Sold: Perfect Little House in Red-Hot Market
Today, I signed the papers. With each initialing of each page I became a homeowner, a patron of True Value Hardware, a property-tax payer. No longer could I blissfully vote for school levies knowing the landlord would pay the piper. No longer would she fix the pipes, either.
Buying in Seattle now is about as easy as getting across Los Angeles on public transportation. The world seems to have noticed that "latte land" is safe, civilized, and surrounded by stunning scenery. Shopkeepers are pathologically friendly, and there are still hundreds of intersections with no stop signs, no yield signs, just human goodness to govern them.
But the bad news is, thousands of 30-something Microsoft employees are roaming the city trying to nest, making cash offers that are snapped up much faster than bids from us lowly mortgaged souls.

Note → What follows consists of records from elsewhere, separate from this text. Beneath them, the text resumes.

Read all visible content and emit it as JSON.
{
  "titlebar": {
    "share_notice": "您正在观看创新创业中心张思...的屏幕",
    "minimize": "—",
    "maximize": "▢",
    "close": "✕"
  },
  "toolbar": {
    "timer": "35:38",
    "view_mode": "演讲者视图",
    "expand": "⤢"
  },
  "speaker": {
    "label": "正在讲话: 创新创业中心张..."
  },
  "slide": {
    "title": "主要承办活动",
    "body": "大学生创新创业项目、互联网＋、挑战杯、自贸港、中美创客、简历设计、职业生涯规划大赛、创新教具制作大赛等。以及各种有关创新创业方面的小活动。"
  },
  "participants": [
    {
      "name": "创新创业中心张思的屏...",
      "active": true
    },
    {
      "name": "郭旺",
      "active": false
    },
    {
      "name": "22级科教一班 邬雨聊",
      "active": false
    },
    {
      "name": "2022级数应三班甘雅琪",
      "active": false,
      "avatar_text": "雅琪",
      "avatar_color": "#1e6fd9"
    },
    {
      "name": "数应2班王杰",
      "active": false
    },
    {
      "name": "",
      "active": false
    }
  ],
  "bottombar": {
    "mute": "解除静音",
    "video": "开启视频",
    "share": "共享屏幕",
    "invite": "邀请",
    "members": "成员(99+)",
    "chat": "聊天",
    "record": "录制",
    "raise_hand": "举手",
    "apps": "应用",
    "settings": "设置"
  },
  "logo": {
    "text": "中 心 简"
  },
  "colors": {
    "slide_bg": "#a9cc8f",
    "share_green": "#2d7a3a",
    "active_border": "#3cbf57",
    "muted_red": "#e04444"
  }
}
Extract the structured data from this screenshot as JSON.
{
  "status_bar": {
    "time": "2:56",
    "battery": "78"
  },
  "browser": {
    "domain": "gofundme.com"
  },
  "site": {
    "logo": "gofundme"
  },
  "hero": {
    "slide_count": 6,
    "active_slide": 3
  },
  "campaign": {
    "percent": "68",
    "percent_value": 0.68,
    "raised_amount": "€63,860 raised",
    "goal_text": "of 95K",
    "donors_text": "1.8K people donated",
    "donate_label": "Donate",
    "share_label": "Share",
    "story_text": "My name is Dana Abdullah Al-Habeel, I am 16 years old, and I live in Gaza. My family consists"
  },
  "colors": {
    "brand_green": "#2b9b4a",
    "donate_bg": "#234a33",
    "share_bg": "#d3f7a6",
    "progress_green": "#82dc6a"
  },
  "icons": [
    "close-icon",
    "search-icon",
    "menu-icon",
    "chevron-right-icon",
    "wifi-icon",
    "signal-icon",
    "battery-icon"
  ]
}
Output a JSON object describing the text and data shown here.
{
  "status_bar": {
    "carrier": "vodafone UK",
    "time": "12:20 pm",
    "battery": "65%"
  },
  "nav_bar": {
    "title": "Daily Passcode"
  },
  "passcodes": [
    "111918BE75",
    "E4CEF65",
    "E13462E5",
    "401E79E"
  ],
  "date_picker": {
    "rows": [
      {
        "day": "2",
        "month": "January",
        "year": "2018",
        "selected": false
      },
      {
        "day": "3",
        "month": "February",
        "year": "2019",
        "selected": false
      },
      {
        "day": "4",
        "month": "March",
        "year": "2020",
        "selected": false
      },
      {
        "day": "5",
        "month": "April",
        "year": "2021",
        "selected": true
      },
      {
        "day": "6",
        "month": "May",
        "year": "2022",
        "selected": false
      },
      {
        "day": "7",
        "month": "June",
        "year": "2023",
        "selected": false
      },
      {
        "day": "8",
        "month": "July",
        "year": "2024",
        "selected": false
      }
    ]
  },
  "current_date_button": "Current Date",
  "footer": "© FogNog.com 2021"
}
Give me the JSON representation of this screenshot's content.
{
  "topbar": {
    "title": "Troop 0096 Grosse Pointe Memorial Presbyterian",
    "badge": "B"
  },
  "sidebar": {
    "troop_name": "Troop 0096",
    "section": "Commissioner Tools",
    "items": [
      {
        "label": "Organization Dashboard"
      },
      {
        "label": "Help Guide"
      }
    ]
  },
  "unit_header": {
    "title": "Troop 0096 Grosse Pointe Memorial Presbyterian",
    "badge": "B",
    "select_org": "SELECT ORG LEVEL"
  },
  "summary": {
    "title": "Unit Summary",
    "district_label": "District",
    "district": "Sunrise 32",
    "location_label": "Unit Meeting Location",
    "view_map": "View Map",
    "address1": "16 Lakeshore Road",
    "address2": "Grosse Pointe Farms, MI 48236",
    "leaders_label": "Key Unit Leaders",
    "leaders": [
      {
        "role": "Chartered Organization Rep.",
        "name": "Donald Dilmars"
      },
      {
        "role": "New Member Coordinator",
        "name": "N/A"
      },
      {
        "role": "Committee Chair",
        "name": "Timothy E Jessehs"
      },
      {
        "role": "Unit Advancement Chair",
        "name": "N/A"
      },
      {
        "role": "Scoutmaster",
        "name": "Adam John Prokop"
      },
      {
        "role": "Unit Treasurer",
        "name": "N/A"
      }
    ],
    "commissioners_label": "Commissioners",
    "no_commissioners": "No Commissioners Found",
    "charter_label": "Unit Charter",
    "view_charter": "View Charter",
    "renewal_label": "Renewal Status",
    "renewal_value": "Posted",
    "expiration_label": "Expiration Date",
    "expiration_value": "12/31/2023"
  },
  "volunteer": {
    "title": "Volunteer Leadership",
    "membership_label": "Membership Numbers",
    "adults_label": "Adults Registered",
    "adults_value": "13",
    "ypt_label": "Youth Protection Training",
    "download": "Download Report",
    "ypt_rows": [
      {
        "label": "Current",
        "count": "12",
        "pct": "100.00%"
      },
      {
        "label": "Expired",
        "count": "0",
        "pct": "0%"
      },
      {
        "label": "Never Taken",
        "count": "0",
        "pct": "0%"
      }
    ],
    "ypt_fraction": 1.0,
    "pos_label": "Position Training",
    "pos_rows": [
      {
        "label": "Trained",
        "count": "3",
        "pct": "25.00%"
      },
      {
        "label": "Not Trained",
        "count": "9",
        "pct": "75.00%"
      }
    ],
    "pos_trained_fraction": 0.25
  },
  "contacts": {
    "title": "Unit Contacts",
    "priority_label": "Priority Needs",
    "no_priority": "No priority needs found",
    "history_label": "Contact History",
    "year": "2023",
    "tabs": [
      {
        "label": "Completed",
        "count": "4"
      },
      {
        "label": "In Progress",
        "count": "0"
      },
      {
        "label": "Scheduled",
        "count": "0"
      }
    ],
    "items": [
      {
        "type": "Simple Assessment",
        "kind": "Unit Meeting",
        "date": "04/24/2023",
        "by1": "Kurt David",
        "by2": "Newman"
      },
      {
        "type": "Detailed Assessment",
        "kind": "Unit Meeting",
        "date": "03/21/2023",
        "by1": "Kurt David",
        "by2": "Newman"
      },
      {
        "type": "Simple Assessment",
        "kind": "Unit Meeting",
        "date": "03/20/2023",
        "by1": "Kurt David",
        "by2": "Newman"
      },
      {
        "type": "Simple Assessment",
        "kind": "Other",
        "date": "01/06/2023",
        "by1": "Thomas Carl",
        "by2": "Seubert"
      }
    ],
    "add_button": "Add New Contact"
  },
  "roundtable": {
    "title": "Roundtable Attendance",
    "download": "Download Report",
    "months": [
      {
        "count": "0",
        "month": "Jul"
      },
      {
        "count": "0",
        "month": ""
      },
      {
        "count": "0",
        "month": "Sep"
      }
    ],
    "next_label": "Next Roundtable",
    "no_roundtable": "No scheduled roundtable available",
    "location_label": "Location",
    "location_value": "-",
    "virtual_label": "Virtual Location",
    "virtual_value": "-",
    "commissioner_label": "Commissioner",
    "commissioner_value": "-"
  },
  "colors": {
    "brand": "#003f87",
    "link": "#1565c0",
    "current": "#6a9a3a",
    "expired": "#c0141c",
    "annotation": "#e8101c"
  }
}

Most houses in my neighborhood seem to stay on the market less than a week. The one I bought appeared on a Wednesday and was under contract by Sunday, after a bidding war that included the dreaded dueling escalator clauses - "I agree to pay $1,000 over the highest offer, up to a certain amount." My final bid was just a few hundred dollars over the other folks's, and way over the asking price - hard to swallow for someone who never pays retail.
It's easier in other cities. While the median cost of a 2,200-square-foot home in Seattle is almost $278,000, the same house costs $245,000 in Denver, $199,000 in Phoenix, $169,000 in Detroit.
My Realtor has worked with people who have spent nine months looking, and those who have bid unsuccessfully on five different homes, paying for inspections of house after house. Many buyers here are foregoing their right to an inspection at all, in order to win the bidding wars.
It shouldn't be this hard, especially for a first-time home buyer. Without the generous help of my parents, who contributed to the down payment, I'd still be paying rent. This is a small house - two bedrooms, about 2,000 square feet - and it shouldn't cost what it did. But it has a view and is in a popular, convenient neighborhood, so I don't think whining at this point is appropriate. No government agency has the mission of making homes affordable in particular parts of the world.
I would, however, like to see the Endangered Species Act extended to small homes in livable cities. As modest houses are demolished to make room for big ones, and as more farmland is plowed under for subdivisions with big lawns, a small home like mine on a bus line seems like an efficient use of resources.
I won't have to drive to get to the convenience store or to the park the dog likes, and not too many trees died for the construction of my house. It won't cost much to heat because it's little. And the street, because of the size and density of the houses, feels like a neighborhood.
I've had only one unwelcoming greeting - from the man who works on the phone lines. He politely told me he was mad at me for buying the house, as he had wanted it, but when he came to the open house my offer already had been submitted. He forgave me but sounded discouraged about the whole topic of house hunting.
My new house has "a forever view," according to the little information sheet from the Realtor. Before I saw it, I wondered if it was like the "forever" fulfillment promised in a personal ad I once read. Actually, there are many linguistic similarities between personal ads and real estate blurbs: Both are eager to please and emotionally charged. Potentially duplicitous, too.
I realized that as sure as "curvaceous" means "chubby" and "kind" can mean "homely," "has great potential" spells doom for both prospective homes and mates. When the house I had rented went on the market, it was described as "pure 1920s bungalow," though its renovations were impure, 1950s, and bungled. In this market, one can expect white lies.
But the view from my new house, while not infinite, is panoramic, over the arboretum, out to the mountains and Lake Washington. I wonder what it will mean to own a view, if that's even possible. I wonder if the poems I write and the friendships I begin in this house will be slightly deeper, slightly more enlightened, because of the number and size of the windows.
And I wonder if, in the next few years, any of my friends will be able to afford housing nearby, especially if costs continue to rise, as predicted, by $1,000 a month. I hope so. I'd hate to see more sprawl on the farm fields to accommodate them.
* Tina Kelley is a freelance writer in Seattle.